bably ash or walnut. Where the Aran enters Nipal, at Tin-
gri, the vegetation appears (from a small collection we have
received thence) to be similar to that of Kunawar.
At Lhassa the country is open and stony, and without
trees, except such as arc cultivated, just as in Western Tibet.
Of these, the apricot is the only one of which we have any
certain knowledge. Vines have been stated to grow in the
city of Lhassa (Kumboldt, ' Asie Ccnt#ile'), -but this has been
ccw+xqjKgtcd by all our informants. Further cast, in the di-
rection of China, we learn from Hue and Gahct's Travels
1J<a# $ia mountains .arc covered with forests, while towards
tite scKtfth-cast, in the valley of the Yaru, a subtropical climate
is soon reached, tea, rice, and cotton being all cultivated.
IIJ. Eastern, India.
The axis, or watershed, of the great meridional chain which
iŤ Continuous with the Koucnlun must be sought as far north
as 35° N. lat., where it penetrates between the waters of the
Hoangho and those of the Yang-tsc-Kiang. It is, however,
probable that the watershed of the Yaru riycr lies considerably

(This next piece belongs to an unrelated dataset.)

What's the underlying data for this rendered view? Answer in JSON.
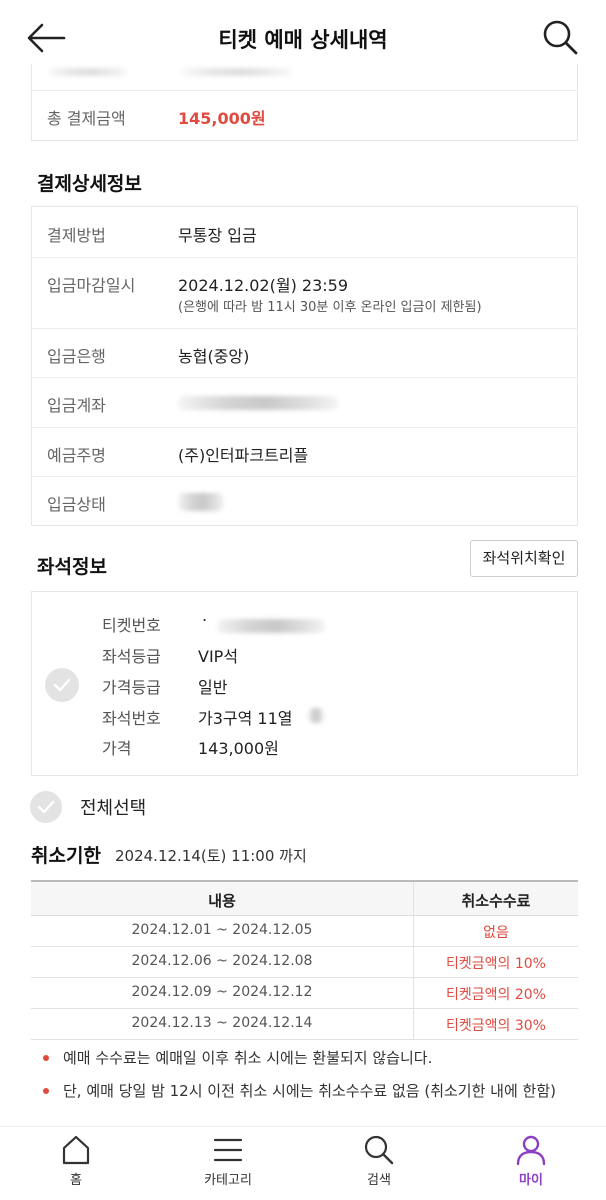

further south than this chain, and occupies a position nearly
parallel to that river, till it reaches 28° N, lat, in 98° B. long",
after which its direction is nearly north and south, and it be-
comes the axis" of the Malayan peninsula, which separates Ava
and Siani on the one hand from4 Yunaii and Cochin-China on
To the north of this chain, in Tibet, lies a vast imknown
tract, in which the hcacl-u utora of the Yan^-tee-Kimig perhaps
ramify, as well as those of the.4Va river, which is identified by
Chinese geographers with Ute Neay-Kiang of Cochin-Chiua.
On the southern face of tlic chain the Dihoug, the Brahma-
putra, and the Irawadi; have their sources.. It may therefore
be considered to b* the boundary of India in tfris direction, a$
ihe frontiers of Ava and China run nearly along it.